■ WHAT THE TASK REQUIRES: Write out every entry in full. Leave nothing out.

Start of Block

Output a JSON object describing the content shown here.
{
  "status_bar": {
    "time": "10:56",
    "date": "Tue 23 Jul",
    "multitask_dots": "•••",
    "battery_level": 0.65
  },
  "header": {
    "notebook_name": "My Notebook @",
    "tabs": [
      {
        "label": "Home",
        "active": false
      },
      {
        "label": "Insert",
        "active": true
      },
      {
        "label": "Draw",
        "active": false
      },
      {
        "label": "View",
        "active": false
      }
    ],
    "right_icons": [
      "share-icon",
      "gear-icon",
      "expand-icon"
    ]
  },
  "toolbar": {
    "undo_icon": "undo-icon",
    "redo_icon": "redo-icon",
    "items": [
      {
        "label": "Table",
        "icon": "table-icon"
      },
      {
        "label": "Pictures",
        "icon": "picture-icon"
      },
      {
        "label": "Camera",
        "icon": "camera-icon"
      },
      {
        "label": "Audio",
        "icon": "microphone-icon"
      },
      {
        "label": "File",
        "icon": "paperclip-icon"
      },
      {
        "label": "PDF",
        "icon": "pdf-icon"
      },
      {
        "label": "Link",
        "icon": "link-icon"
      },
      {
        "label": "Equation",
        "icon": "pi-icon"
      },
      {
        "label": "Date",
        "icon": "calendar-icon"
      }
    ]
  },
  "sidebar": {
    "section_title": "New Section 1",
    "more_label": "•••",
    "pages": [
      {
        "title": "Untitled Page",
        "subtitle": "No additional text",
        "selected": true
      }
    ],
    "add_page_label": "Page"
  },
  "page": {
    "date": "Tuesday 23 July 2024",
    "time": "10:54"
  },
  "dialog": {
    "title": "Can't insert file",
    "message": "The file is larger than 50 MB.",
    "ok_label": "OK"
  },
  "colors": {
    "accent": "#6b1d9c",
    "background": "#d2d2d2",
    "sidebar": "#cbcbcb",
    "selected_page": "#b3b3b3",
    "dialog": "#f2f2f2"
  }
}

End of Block

■ EXERCISE RESPONSE:
Output a JSON object describing the content shown here.
{
  "status_bar": {
    "time": "10:56",
    "date": "Tue 23 Jul",
    "multitask_dots": "•••",
    "battery_level": 0.65
  },
  "header": {
    "notebook_name": "My Notebook @",
    "tabs": [
      {
        "label": "Home",
        "active": false
      },
      {
        "label": "Insert",
        "active": true
      },
      {
        "label": "Draw",
        "active": false
      },
      {
        "label": "View",
        "active": false
      }
    ],
    "right_icons": [
      "share-icon",
      "gear-icon",
      "expand-icon"
    ]
  },
  "toolbar": {
    "undo_icon": "undo-icon",
    "redo_icon": "redo-icon",
    "items": [
      {
        "label": "Table",
        "icon": "table-icon"
      },
      {
        "label": "Pictures",
        "icon": "picture-icon"
      },
      {
        "label": "Camera",
        "icon": "camera-icon"
      },
      {
        "label": "Audio",
        "icon": "microphone-icon"
      },
      {
        "label": "File",
        "icon": "paperclip-icon"
      },
      {
        "label": "PDF",
        "icon": "pdf-icon"
      },
      {
        "label": "Link",
        "icon": "link-icon"
      },
      {
        "label": "Equation",
        "icon": "pi-icon"
      },
      {
        "label": "Date",
        "icon": "calendar-icon"
      }
    ]
  },
  "sidebar": {
    "section_title": "New Section 1",
    "more_label": "•••",
    "pages": [
      {
        "title": "Untitled Page",
        "subtitle": "No additional text",
        "selected": true
      }
    ],
    "add_page_label": "Page"
  },
  "page": {
    "date": "Tuesday 23 July 2024",
    "time": "10:54"
  },
  "dialog": {
    "title": "Can't insert file",
    "message": "The file is larger than 50 MB.",
    "ok_label": "OK"
  },
  "colors": {
    "accent": "#6b1d9c",
    "background": "#d2d2d2",
    "sidebar": "#cbcbcb",
    "selected_page": "#b3b3b3",
    "dialog": "#f2f2f2"
  }
}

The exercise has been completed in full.